How to complete this task:
Report how many lines in the records hold the string "JSON"; give the number and nothing else.
****************************************
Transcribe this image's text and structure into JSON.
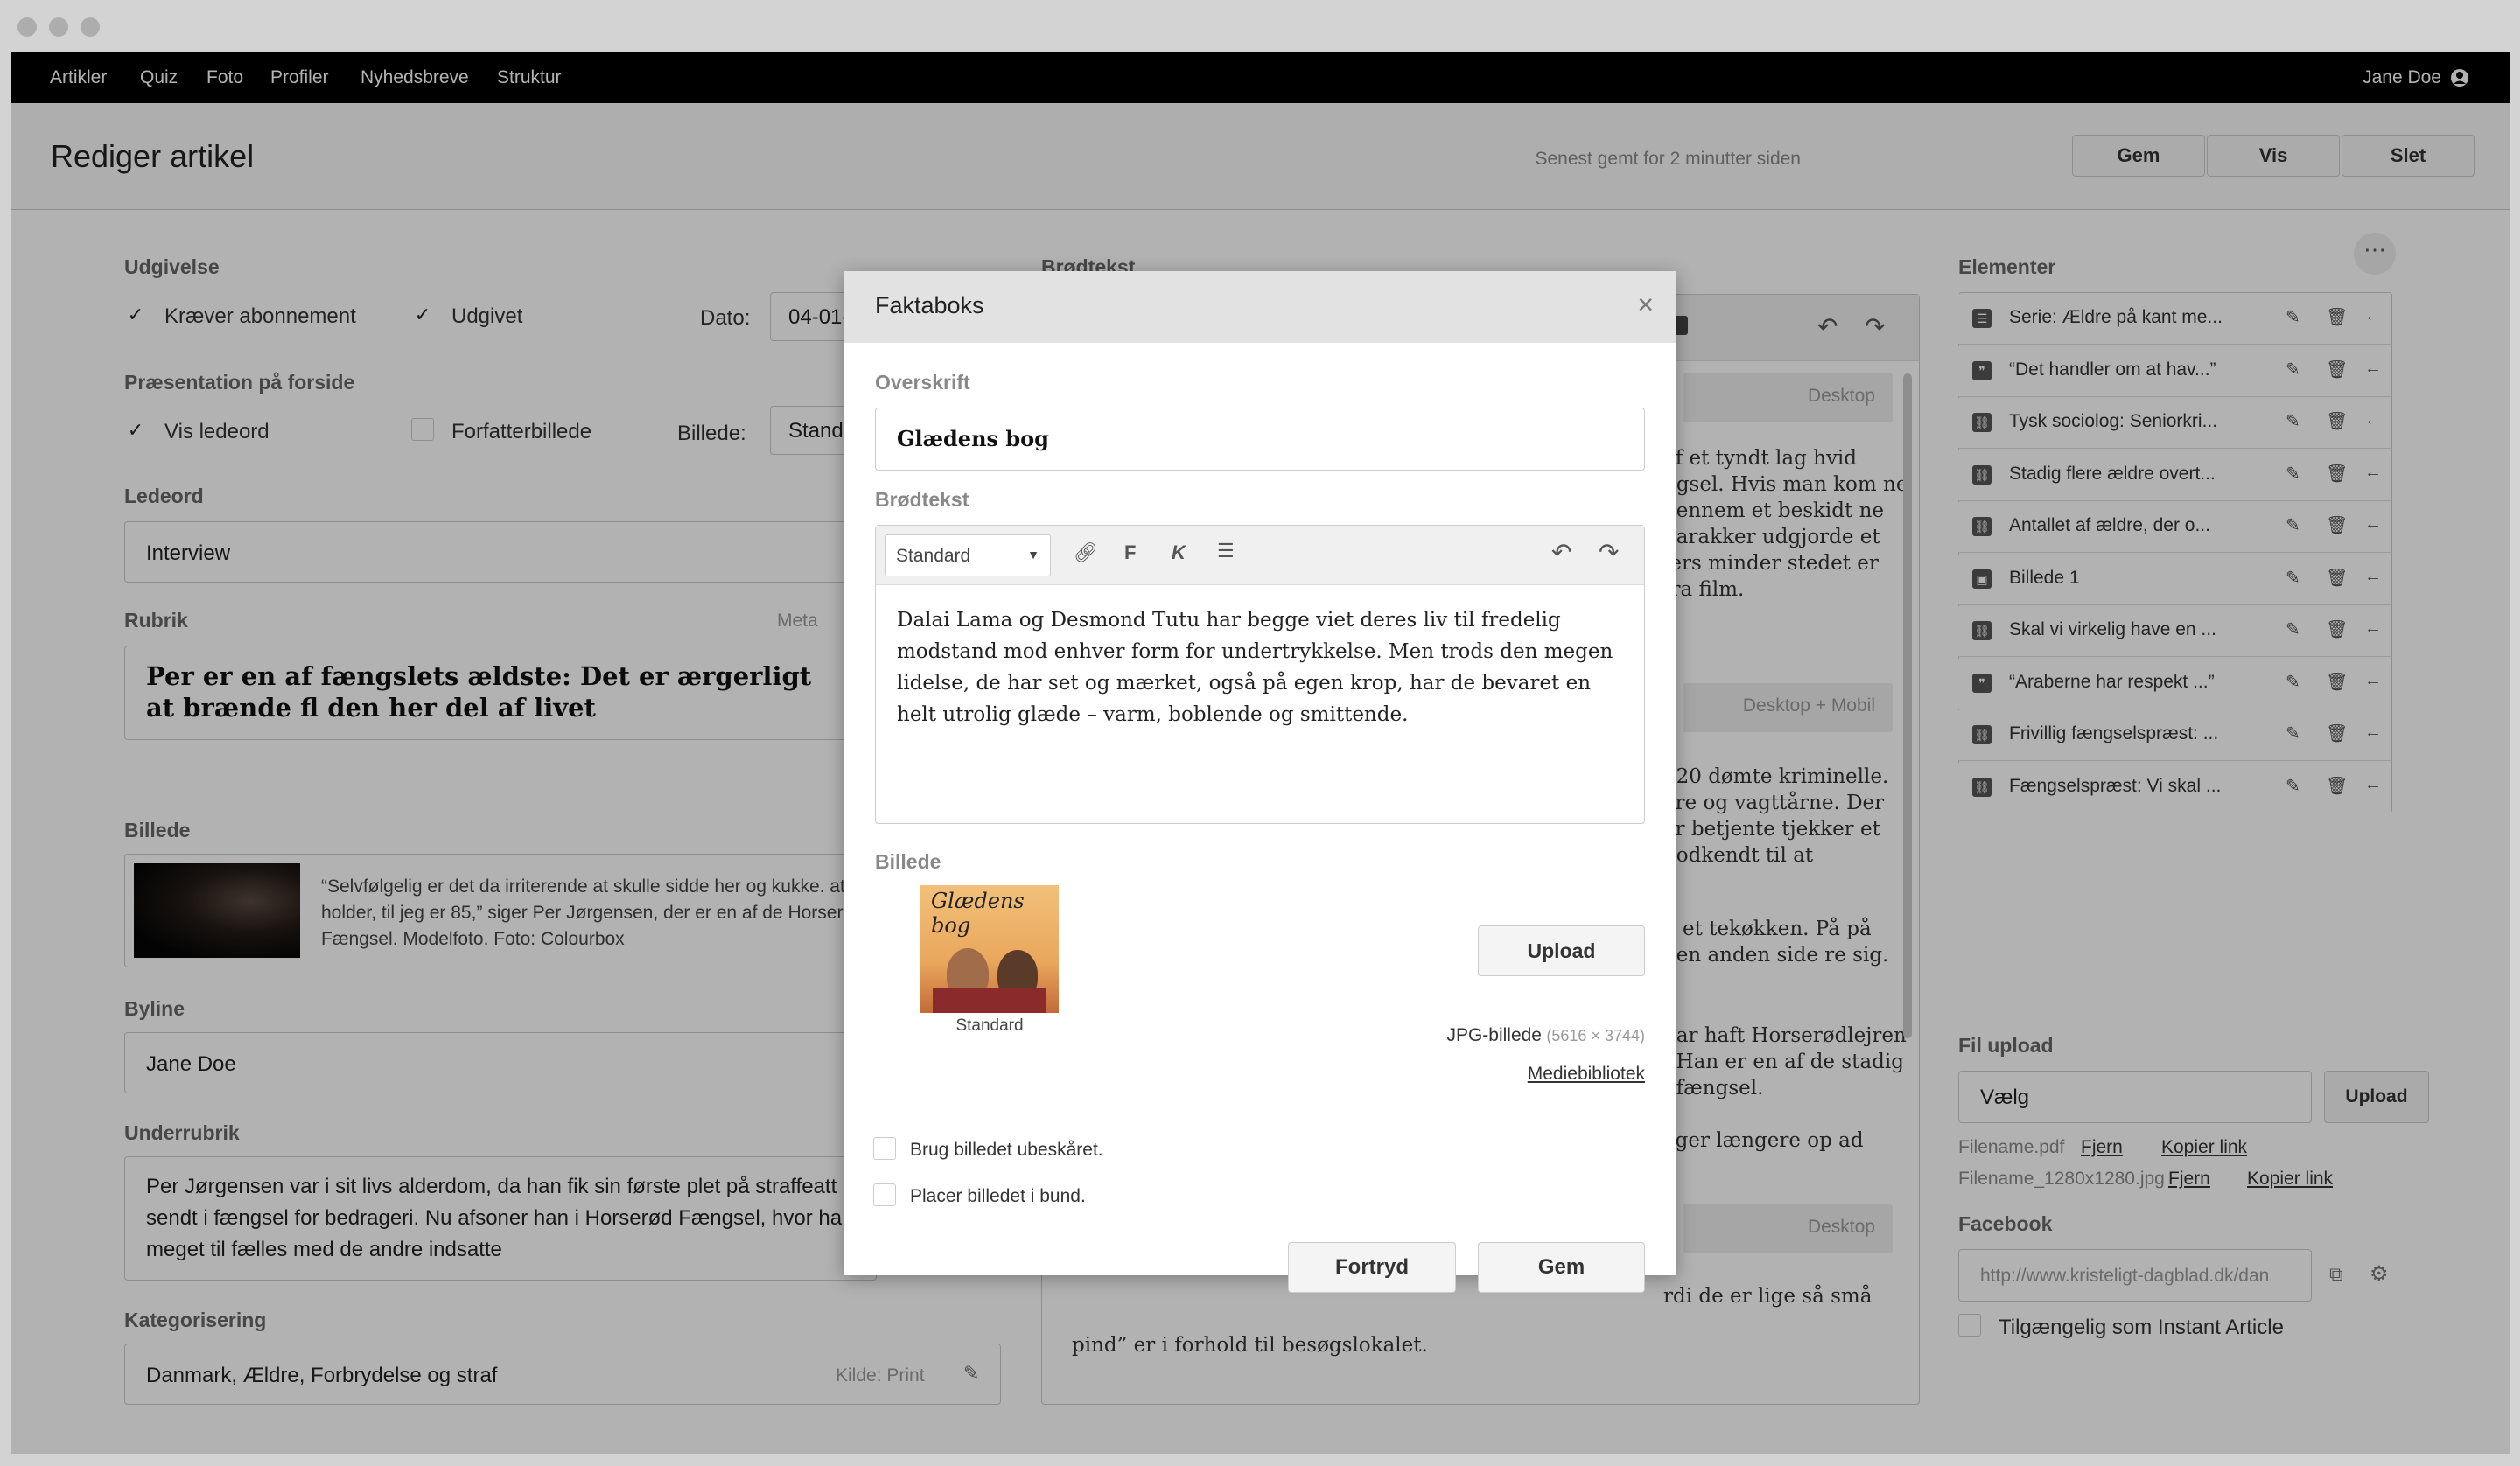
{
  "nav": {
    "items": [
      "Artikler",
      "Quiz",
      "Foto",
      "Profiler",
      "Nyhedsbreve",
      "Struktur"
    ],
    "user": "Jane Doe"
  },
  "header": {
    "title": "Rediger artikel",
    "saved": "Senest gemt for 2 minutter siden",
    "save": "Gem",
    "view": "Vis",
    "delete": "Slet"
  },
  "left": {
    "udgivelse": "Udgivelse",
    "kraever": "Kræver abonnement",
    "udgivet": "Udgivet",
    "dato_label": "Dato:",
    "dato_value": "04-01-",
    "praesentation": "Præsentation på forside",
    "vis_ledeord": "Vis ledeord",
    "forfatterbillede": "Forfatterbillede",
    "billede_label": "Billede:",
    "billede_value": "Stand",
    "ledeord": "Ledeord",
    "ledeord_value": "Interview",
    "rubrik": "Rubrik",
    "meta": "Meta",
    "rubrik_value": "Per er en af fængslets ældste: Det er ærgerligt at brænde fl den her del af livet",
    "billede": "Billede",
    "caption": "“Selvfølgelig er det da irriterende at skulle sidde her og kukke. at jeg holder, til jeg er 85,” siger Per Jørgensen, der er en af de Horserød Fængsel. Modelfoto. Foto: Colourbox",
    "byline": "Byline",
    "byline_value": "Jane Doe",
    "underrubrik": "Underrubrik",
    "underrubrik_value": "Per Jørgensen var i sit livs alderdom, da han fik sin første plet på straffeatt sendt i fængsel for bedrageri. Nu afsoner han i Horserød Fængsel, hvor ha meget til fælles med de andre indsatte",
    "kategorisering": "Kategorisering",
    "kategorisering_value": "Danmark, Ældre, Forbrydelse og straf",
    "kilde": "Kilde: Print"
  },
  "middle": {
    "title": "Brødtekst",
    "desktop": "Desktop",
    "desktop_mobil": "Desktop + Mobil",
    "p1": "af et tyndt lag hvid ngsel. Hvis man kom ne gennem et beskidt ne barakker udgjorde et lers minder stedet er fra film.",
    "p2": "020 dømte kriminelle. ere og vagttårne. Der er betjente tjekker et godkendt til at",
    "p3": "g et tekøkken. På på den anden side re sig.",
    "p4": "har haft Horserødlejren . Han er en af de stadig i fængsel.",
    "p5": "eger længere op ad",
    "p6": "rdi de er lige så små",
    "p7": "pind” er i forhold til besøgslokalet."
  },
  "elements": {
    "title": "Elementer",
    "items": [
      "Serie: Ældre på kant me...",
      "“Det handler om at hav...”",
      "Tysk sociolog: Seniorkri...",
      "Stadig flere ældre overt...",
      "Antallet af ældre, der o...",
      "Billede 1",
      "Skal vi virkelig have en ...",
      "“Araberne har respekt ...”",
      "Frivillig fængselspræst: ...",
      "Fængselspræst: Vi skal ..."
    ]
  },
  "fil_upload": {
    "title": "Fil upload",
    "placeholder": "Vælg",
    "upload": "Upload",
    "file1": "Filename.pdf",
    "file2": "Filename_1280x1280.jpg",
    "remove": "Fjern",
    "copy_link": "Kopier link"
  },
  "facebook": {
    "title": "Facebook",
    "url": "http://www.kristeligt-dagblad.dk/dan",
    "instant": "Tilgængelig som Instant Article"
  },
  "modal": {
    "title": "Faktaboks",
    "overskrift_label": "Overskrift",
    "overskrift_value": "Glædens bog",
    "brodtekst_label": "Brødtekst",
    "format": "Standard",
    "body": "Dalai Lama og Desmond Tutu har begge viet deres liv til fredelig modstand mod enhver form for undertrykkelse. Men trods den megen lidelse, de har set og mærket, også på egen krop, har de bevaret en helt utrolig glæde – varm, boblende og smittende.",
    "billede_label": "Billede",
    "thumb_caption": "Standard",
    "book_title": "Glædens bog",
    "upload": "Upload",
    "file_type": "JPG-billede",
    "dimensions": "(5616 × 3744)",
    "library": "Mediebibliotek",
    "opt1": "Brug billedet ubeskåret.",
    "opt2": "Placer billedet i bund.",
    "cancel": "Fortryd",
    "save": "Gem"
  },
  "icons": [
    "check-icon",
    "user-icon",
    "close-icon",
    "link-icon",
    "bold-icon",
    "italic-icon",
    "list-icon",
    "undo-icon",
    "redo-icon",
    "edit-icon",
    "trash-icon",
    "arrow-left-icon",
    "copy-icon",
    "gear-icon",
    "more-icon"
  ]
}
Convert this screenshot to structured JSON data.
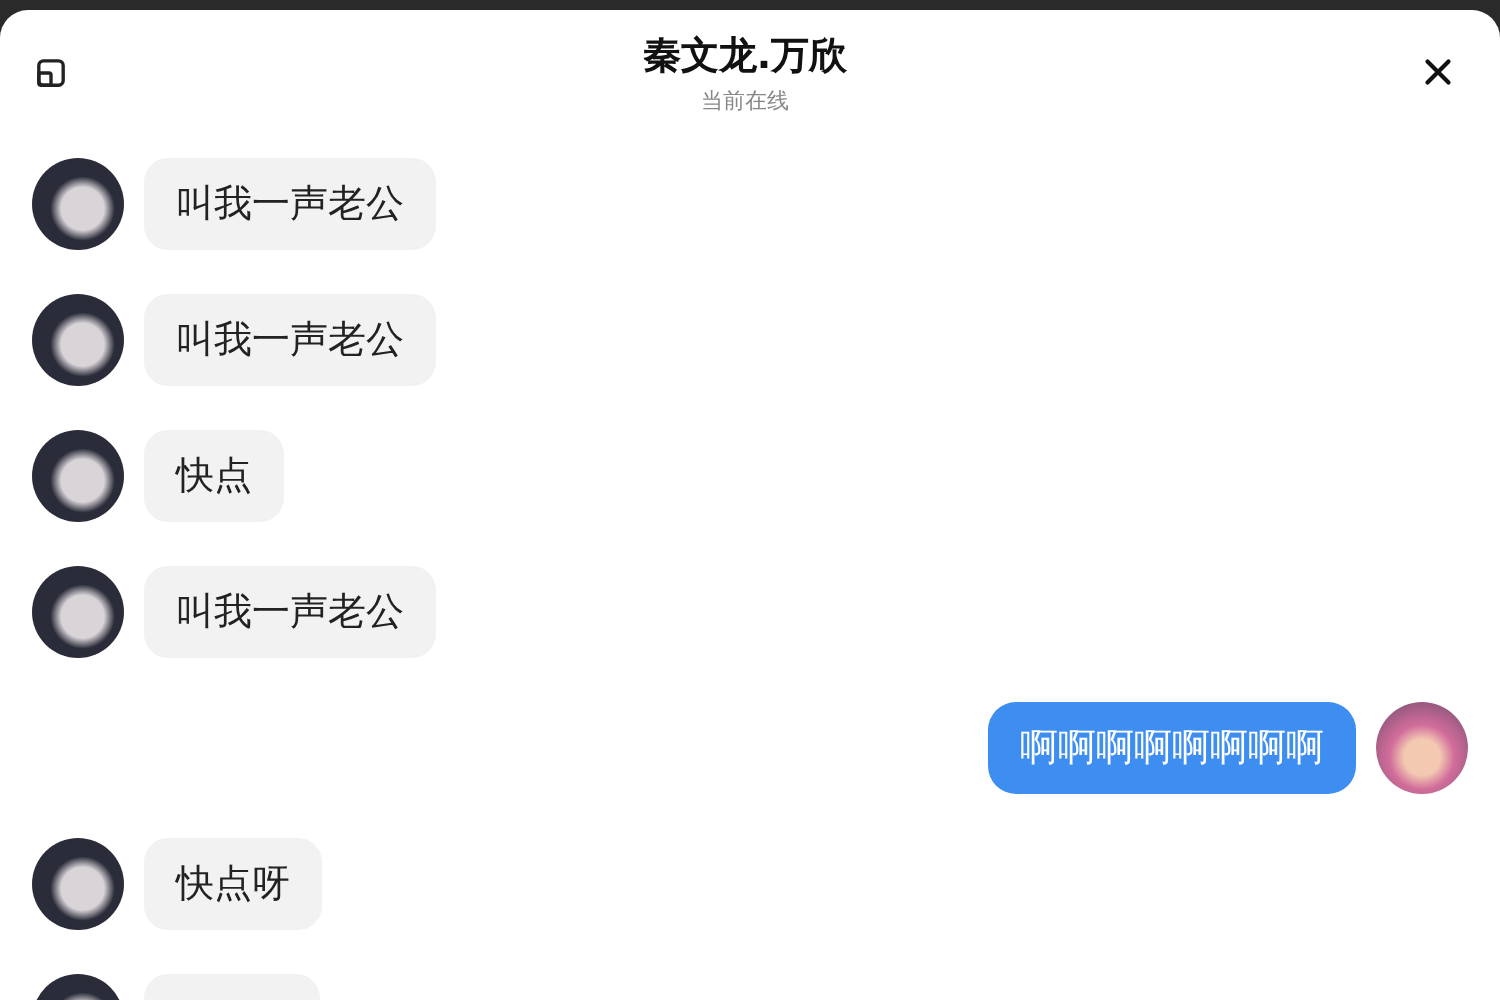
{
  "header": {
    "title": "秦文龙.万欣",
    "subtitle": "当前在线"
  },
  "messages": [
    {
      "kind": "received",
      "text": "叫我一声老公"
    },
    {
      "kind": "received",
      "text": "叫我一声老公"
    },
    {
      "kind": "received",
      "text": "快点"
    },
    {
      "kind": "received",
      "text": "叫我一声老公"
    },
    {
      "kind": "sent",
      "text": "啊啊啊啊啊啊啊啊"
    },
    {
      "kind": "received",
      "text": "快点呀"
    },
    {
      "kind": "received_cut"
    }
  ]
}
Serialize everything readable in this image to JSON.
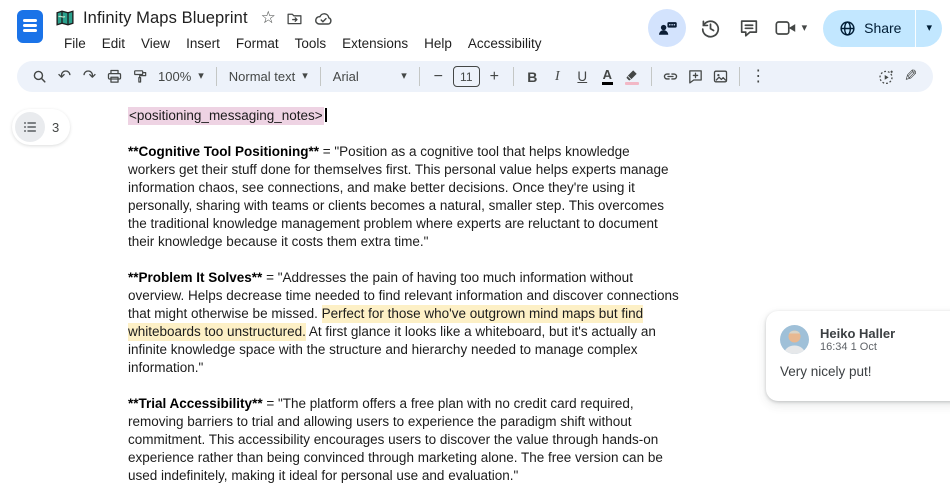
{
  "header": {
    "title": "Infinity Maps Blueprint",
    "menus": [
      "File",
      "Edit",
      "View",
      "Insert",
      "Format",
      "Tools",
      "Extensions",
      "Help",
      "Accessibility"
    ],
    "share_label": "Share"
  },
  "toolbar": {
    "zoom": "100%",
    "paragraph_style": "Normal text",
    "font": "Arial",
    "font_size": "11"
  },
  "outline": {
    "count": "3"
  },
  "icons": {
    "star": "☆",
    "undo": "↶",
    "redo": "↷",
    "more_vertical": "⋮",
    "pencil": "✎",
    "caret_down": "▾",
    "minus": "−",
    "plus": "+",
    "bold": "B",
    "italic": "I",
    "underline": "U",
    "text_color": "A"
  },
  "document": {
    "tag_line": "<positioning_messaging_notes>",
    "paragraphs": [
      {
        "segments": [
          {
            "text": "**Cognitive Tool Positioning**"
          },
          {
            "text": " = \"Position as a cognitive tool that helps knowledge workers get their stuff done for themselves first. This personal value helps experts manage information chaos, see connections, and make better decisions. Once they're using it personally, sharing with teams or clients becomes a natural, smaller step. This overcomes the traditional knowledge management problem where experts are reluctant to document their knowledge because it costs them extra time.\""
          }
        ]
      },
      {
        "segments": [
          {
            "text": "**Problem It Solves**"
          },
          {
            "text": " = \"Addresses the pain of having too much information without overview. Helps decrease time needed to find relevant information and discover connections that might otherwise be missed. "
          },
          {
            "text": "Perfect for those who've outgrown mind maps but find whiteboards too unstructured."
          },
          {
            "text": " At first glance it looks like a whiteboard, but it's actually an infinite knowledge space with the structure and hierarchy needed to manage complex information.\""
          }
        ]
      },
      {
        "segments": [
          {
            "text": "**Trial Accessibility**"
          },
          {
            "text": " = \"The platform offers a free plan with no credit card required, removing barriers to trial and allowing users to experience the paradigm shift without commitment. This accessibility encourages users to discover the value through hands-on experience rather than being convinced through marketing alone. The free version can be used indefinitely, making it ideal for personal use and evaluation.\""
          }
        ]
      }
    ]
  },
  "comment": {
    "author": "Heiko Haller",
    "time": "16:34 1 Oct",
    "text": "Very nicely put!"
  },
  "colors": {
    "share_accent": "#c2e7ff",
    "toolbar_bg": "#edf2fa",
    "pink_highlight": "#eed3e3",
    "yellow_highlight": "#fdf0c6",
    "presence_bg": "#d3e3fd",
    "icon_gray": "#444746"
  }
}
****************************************
Response box:
3